through the proliferation of various schools and the emergence of Mahayanist
thought marked a departure from the earlier pattern. To some extent, the
changes in Buddhism were related to the expansion of its territorial base: it
started spreading not only beyond the frontiers of India, but within India
itself, where it had to contend with numerous local cults, such as those of the
Nagas, Yakshas, etc., which it had incorporated within its fold. In fact,
Buddhism revealed many features which were similar to those of Puranic
religion which began to emerge in this period. Image worship was common
to both.
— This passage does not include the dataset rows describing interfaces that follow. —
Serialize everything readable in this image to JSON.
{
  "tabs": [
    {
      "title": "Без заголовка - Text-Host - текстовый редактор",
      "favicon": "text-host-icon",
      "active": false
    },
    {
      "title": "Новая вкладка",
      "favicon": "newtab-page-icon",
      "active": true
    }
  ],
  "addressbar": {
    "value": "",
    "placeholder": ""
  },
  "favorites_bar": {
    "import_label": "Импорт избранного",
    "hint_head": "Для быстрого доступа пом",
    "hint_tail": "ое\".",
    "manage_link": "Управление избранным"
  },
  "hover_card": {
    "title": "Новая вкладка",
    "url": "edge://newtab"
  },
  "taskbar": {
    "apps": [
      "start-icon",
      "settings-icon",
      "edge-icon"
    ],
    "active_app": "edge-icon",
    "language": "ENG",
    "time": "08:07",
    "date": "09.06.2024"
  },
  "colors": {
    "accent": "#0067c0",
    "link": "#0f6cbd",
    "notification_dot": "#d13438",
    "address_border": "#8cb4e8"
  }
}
While the concept of Bodhisattva was crucial to Buddhism, in
Puranic religion, the concept of bhakti or personal devotion had its subtlest
exposition in this period in the Bhagavad Gita.
State Formation and Urbanisation in the Deccan The Satavahanas, who
ruled over the Deccan, were equipped with all those material components
which the Mauryas possessed in the earlier period in north India, namely the
profuse use of coins and iron tools. They also used tiles and baked bricks as
building material, as was the case in the north. Further, they benefited from
the megalithic legacy which had created military, artisanal and agricultural
preconditions for the formation of the Satavahana state, society and economy.
What further distinguished their rule was the enormous trade with the
Mediterranean region and the influx of the Roman money, coupled with the
rise of urban settlements in the Deccan on a large scale. All these conditions
facilitated the state formation in the Peninsula.
    A non-Aryan people with matrilineal traces, the Satavahanas were one of
the earliest Deccan dynasties to be brahmanised. As new converts, they came
forward as the zealous champions of the varna system which could organise
production relations in their settlement in a non-tribal manner. Inscriptions
represent them as the earliest rulers making grants in cash and land to the
Buddhist monks and brahmins, which made both elements equally important
in the Satavahana polity and society. Profiting from the experience of the
Mauryan rule, the Satavahanas imposed themselves on fairly settled areas,
studded with several lesser princes and chieftains. The system of
administration they evolved was indigenous in contrast to the polity
developed by the Indo-Greeks, Sakas, Parthians and Kushanas.
    In contrast to the Mauryan period the period between 200 BC and 300
AD was an age of small kingdoms,          many of them foreign in origin. Hence